Stored items:
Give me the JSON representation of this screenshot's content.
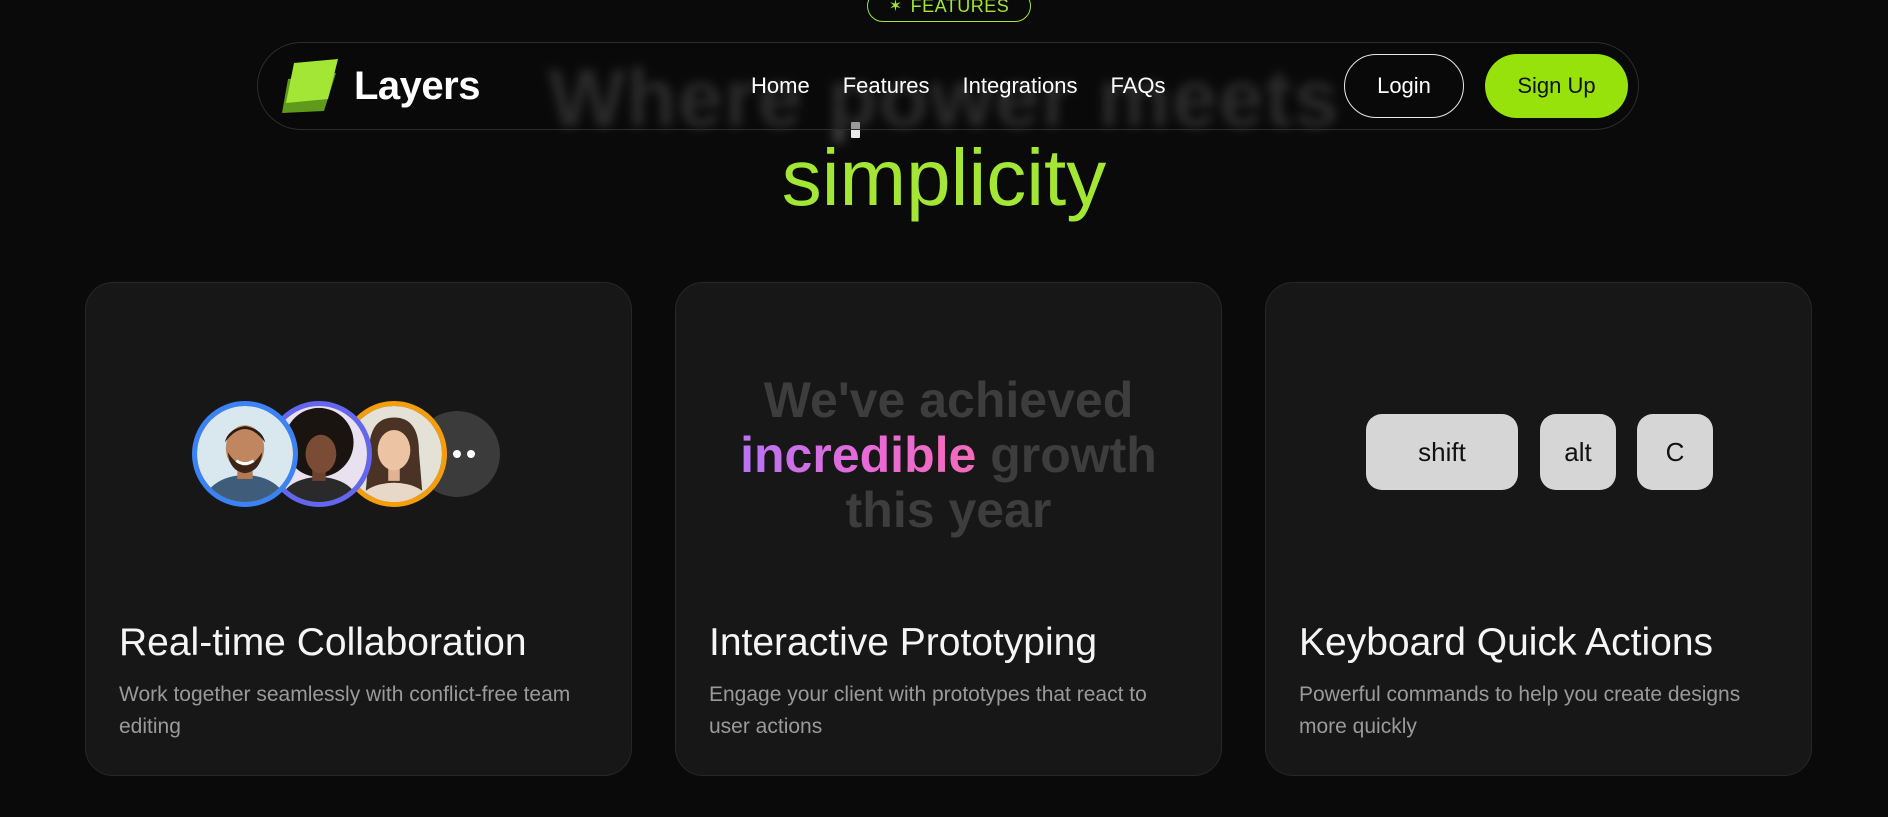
{
  "eyebrow": {
    "icon": "sparkle-icon",
    "label": "FEATURES"
  },
  "headline": {
    "line1": "Where power meets",
    "accent": "simplicity"
  },
  "nav": {
    "brand": "Layers",
    "links": [
      "Home",
      "Features",
      "Integrations",
      "FAQs"
    ],
    "login": "Login",
    "signup": "Sign Up"
  },
  "colors": {
    "accent": "#97e20a",
    "background": "#0a0a0a",
    "card": "#171717"
  },
  "cards": [
    {
      "title": "Real-time Collaboration",
      "description": "Work together seamlessly with conflict-free team editing",
      "avatar_ring_colors": [
        "#3b82f6",
        "#6366f1",
        "#f59e0b"
      ]
    },
    {
      "title": "Interactive Prototyping",
      "description": "Engage your client with prototypes that react to user actions",
      "text_before": "We've achieved",
      "highlight": "incredible",
      "text_after": "growth",
      "line3": "this year"
    },
    {
      "title": "Keyboard Quick Actions",
      "description": "Powerful commands to help you create designs more quickly",
      "keys": [
        "shift",
        "alt",
        "C"
      ]
    }
  ]
}
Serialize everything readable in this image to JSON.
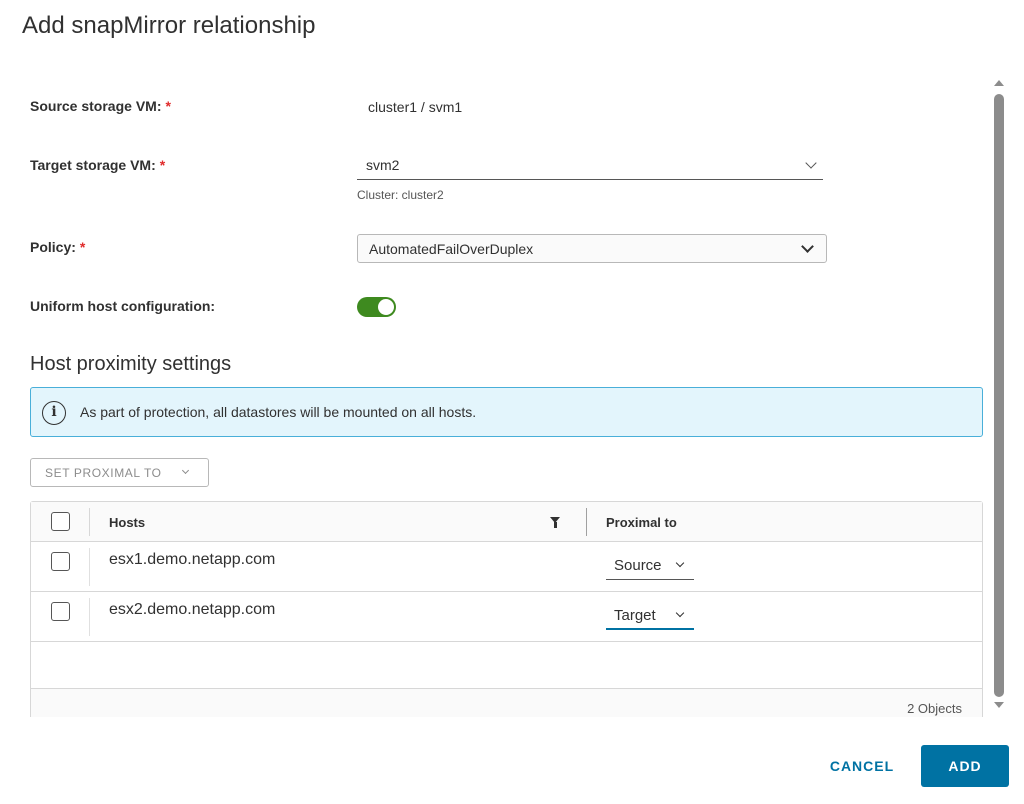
{
  "dialog": {
    "title": "Add snapMirror relationship"
  },
  "form": {
    "source": {
      "label": "Source storage VM:",
      "required_mark": "*",
      "value": "cluster1 / svm1"
    },
    "target": {
      "label": "Target storage VM:",
      "required_mark": "*",
      "value": "svm2",
      "helper": "Cluster: cluster2"
    },
    "policy": {
      "label": "Policy:",
      "required_mark": "*",
      "value": "AutomatedFailOverDuplex"
    },
    "uniform": {
      "label": "Uniform host configuration:",
      "enabled": true
    }
  },
  "host_proximity": {
    "heading": "Host proximity settings",
    "info_message": "As part of protection, all datastores will be mounted on all hosts.",
    "set_proximal_button": "SET PROXIMAL TO",
    "columns": {
      "hosts": "Hosts",
      "proximal_to": "Proximal to"
    },
    "rows": [
      {
        "host": "esx1.demo.netapp.com",
        "proximal": "Source"
      },
      {
        "host": "esx2.demo.netapp.com",
        "proximal": "Target"
      }
    ],
    "footer_count": "2 Objects"
  },
  "footer": {
    "cancel_label": "CANCEL",
    "add_label": "ADD"
  },
  "colors": {
    "accent": "#0072a3",
    "toggle_on": "#3e8a1f",
    "info_bg": "#e3f5fc",
    "info_border": "#49afd9",
    "required": "#e02b2b"
  },
  "icons": {
    "info": "info-circle-icon",
    "filter": "filter-icon",
    "dropdown": "chevron-down-icon"
  }
}
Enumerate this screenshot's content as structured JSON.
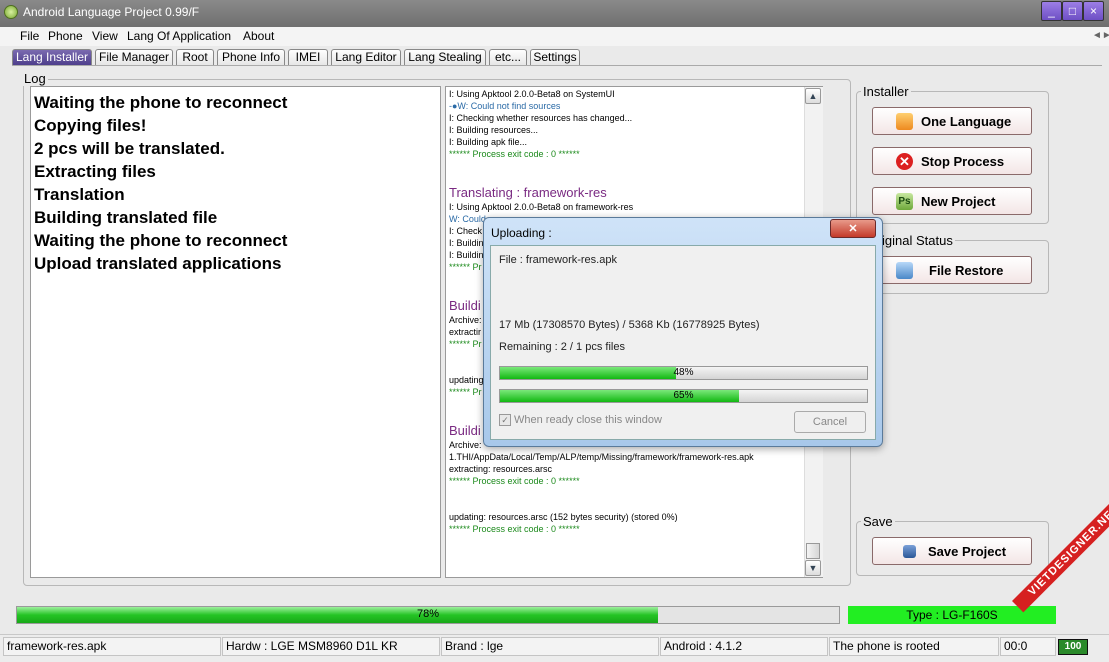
{
  "window": {
    "title": "Android Language Project 0.99/F",
    "min": "_",
    "max": "□",
    "close": "×"
  },
  "menu": {
    "file": "File",
    "phone": "Phone",
    "view": "View",
    "lang": "Lang Of Application",
    "about": "About",
    "scroll_icon": "◄►"
  },
  "tabs": [
    {
      "label": "Lang Installer",
      "active": true
    },
    {
      "label": "File Manager"
    },
    {
      "label": "Root"
    },
    {
      "label": "Phone Info"
    },
    {
      "label": "IMEI"
    },
    {
      "label": "Lang Editor"
    },
    {
      "label": "Lang Stealing"
    },
    {
      "label": "etc..."
    },
    {
      "label": "Settings"
    }
  ],
  "log": {
    "legend": "Log",
    "lines": [
      "Waiting the phone to reconnect",
      "Copying files!",
      "2 pcs will be translated.",
      "Extracting files",
      "Translation",
      "Building translated file",
      "Waiting the phone to reconnect",
      "Upload translated applications"
    ],
    "detail": [
      "I: Using Apktool 2.0.0-Beta8 on SystemUI",
      "-●W: Could not find sources",
      "I: Checking whether resources has changed...",
      "I: Building resources...",
      "I: Building apk file...",
      "****** Process exit code : 0 ******",
      "Translating : framework-res",
      "I: Using Apktool 2.0.0-Beta8 on framework-res",
      "W: Could",
      "I: Check",
      "I: Buildin",
      "I: Buildin",
      "****** Pr",
      "Buildi",
      "Archive:",
      " extractir",
      "****** Pr",
      "updating",
      "****** Pr",
      "Buildi",
      "Archive:",
      "1.THI/AppData/Local/Temp/ALP/temp/Missing/framework/framework-res.apk",
      " extracting: resources.arsc",
      "****** Process exit code : 0 ******",
      "updating: resources.arsc (152 bytes security) (stored 0%)",
      "****** Process exit code : 0 ******"
    ]
  },
  "installer": {
    "legend": "Installer",
    "one": "One Language",
    "stop": "Stop Process",
    "new": "New Project",
    "stop_icon": "✕",
    "new_icon": "Ps"
  },
  "original": {
    "legend": "iginal Status",
    "restore": "File Restore"
  },
  "save": {
    "legend": "Save",
    "button": "Save Project"
  },
  "progress": {
    "main_value": 0.78,
    "main_label": "78%",
    "type_label": "Type : LG-F160S",
    "type_color": "#22ee22"
  },
  "status": {
    "file": "framework-res.apk",
    "hardware": "Hardw : LGE MSM8960 D1L KR",
    "brand": "Brand : lge",
    "android": "Android : 4.1.2",
    "rooted": "The phone is rooted",
    "time": "00:0",
    "battery": "100"
  },
  "watermark": "VIETDESIGNER.NET",
  "dialog": {
    "title": "Uploading :",
    "close": "✕",
    "file": "File : framework-res.apk",
    "size": "17 Mb (17308570 Bytes)  /  5368 Kb (16778925 Bytes)",
    "remaining": "Remaining : 2 /  1 pcs files",
    "progress1": {
      "value": 0.48,
      "label": "48%"
    },
    "progress2": {
      "value": 0.65,
      "label": "65%"
    },
    "checkbox": "When ready close this window",
    "cancel": "Cancel"
  }
}
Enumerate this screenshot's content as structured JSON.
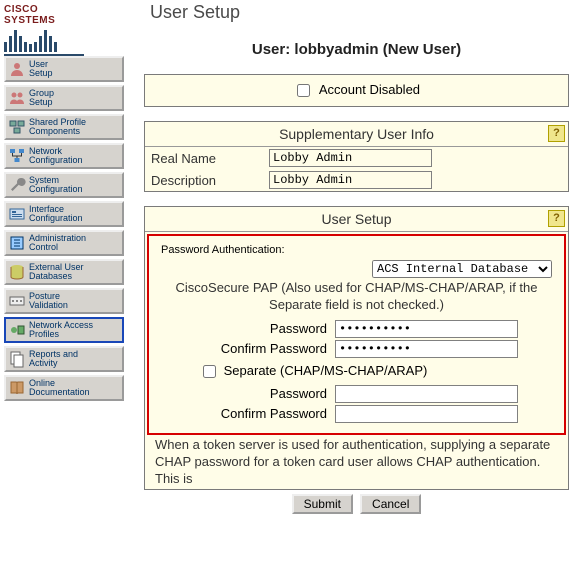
{
  "logo_text": "CISCO SYSTEMS",
  "page_title": "User Setup",
  "user_line_prefix": "User: ",
  "user_line_name": "lobbyadmin",
  "user_line_suffix": " (New User)",
  "account_disabled_label": "Account Disabled",
  "account_disabled_checked": false,
  "supp_info": {
    "header": "Supplementary User Info",
    "real_name_label": "Real Name",
    "real_name_value": "Lobby Admin",
    "description_label": "Description",
    "description_value": "Lobby Admin"
  },
  "user_setup": {
    "header": "User Setup",
    "pw_auth_label": "Password Authentication:",
    "db_selected": "ACS Internal Database",
    "pap_note": "CiscoSecure PAP (Also used for CHAP/MS-CHAP/ARAP, if the Separate field is not checked.)",
    "password_label": "Password",
    "confirm_password_label": "Confirm Password",
    "password_value": "••••••••••",
    "confirm_password_value": "••••••••••",
    "separate_label": "Separate (CHAP/MS-CHAP/ARAP)",
    "separate_checked": false,
    "password2_label": "Password",
    "confirm_password2_label": "Confirm Password",
    "password2_value": "",
    "confirm_password2_value": "",
    "token_note": "When a token server is used for authentication, supplying a separate CHAP password for a token card user allows CHAP authentication. This is"
  },
  "buttons": {
    "submit": "Submit",
    "cancel": "Cancel"
  },
  "sidebar": {
    "items": [
      {
        "label": "User\nSetup"
      },
      {
        "label": "Group\nSetup"
      },
      {
        "label": "Shared Profile\nComponents"
      },
      {
        "label": "Network\nConfiguration"
      },
      {
        "label": "System\nConfiguration"
      },
      {
        "label": "Interface\nConfiguration"
      },
      {
        "label": "Administration\nControl"
      },
      {
        "label": "External User\nDatabases"
      },
      {
        "label": "Posture\nValidation"
      },
      {
        "label": "Network Access\nProfiles"
      },
      {
        "label": "Reports and\nActivity"
      },
      {
        "label": "Online\nDocumentation"
      }
    ]
  }
}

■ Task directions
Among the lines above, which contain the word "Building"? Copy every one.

■ Answer to this exercise
      "Building translated file",
      "I: Building resources...",
      "I: Building apk file...",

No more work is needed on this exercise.